#### EXERCISE OBJECTIVE:
Copy, from the data below, each line that has the word "تسجيل".

#### Web page and app entries:
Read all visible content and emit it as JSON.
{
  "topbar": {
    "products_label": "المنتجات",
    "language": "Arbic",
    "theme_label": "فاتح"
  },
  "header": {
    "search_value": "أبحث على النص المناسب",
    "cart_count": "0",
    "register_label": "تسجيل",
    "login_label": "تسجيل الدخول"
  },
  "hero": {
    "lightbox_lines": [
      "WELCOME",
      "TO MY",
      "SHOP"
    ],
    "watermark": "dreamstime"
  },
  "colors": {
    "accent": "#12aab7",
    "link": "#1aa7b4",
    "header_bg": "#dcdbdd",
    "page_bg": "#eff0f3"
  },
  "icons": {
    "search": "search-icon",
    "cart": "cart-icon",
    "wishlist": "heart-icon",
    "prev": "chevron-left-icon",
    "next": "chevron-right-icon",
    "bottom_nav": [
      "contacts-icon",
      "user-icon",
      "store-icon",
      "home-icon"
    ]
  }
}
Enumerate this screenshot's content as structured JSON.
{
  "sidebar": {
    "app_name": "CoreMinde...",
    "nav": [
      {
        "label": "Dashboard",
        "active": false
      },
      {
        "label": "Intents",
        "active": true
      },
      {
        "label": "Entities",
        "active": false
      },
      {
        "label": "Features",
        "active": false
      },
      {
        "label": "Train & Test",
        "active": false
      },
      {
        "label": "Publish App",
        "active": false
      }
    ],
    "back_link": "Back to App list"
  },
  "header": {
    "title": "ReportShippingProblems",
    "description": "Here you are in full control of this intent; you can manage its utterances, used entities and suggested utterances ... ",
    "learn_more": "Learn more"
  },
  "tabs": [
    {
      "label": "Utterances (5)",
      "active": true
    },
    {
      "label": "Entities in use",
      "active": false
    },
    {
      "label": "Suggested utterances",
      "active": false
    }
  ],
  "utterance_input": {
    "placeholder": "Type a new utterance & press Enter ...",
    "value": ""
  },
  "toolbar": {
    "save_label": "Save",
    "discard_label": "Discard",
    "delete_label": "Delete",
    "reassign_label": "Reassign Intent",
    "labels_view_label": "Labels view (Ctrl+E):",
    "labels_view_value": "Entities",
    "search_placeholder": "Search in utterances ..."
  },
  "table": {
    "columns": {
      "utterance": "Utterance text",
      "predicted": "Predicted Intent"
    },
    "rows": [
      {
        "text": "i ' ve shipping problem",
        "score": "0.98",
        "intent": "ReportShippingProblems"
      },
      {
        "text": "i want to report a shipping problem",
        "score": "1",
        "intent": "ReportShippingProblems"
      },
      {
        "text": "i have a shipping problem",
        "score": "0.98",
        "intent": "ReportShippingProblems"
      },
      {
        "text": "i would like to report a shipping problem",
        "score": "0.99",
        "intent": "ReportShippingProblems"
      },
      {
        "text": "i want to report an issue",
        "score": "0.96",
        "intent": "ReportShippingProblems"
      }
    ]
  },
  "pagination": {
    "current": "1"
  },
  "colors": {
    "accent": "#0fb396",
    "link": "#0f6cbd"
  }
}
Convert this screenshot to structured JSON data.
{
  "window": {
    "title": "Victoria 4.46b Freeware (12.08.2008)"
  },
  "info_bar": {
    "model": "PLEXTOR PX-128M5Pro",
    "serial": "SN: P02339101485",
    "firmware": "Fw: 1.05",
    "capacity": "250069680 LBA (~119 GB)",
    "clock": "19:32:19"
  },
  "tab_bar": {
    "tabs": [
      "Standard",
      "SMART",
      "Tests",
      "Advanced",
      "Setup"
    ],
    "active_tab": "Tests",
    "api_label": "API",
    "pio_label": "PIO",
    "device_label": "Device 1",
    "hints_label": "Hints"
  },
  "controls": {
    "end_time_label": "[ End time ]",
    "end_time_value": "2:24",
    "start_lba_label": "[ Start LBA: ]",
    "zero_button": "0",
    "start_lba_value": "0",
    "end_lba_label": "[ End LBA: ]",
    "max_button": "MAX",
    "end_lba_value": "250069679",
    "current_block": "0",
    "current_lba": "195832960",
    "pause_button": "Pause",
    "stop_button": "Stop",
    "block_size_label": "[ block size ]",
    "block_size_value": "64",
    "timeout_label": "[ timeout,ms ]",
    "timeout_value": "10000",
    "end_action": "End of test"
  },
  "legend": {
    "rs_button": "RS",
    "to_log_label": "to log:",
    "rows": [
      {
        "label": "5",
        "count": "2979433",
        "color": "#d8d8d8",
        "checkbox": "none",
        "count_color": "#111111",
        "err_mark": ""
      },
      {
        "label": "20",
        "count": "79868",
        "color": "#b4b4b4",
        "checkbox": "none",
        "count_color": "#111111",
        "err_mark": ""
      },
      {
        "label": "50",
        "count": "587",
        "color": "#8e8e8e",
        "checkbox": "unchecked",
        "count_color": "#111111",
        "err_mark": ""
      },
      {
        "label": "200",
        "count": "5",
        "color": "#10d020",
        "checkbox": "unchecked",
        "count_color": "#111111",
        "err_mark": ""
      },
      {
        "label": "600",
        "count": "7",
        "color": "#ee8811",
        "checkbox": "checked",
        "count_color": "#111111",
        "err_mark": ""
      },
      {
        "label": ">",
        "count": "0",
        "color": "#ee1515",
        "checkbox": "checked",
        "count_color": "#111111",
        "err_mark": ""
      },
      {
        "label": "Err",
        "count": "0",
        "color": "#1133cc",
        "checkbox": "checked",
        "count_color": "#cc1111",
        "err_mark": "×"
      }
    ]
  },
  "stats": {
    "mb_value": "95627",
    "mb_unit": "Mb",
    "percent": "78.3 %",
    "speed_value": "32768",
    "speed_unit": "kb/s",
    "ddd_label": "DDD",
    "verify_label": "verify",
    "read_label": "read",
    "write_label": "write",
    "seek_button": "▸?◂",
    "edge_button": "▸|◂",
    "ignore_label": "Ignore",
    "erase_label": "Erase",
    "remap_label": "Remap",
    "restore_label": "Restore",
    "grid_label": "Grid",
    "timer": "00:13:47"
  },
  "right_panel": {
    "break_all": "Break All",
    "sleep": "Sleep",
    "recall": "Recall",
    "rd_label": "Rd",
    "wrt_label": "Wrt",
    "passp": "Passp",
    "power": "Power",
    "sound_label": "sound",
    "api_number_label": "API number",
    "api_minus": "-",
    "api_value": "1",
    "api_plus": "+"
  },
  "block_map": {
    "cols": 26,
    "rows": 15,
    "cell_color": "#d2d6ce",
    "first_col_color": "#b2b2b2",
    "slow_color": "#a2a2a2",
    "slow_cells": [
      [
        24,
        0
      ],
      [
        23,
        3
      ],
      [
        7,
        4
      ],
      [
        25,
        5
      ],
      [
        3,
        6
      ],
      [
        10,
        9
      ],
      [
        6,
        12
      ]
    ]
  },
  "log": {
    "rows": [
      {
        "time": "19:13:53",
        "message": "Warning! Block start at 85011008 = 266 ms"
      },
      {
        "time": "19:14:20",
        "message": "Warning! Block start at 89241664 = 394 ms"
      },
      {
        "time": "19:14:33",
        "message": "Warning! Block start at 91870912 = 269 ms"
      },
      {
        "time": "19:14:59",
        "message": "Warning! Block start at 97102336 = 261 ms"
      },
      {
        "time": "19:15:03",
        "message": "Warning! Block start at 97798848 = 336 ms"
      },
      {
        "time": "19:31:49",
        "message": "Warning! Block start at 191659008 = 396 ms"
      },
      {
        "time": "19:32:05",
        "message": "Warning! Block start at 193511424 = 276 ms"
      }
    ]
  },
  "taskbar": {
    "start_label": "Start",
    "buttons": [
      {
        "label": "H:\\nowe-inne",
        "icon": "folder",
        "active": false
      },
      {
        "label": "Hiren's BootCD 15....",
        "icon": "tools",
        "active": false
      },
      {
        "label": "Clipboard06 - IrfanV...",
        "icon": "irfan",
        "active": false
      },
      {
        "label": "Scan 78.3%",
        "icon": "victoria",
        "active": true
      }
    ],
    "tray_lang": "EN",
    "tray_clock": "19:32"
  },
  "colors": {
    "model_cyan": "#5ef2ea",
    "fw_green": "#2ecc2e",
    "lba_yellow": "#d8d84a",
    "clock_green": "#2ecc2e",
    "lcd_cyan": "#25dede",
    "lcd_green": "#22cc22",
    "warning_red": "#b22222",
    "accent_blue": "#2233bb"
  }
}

#### SOLUTION TO THE EXERCISE:
    "register_label": "تسجيل",
    "login_label": "تسجيل الدخول"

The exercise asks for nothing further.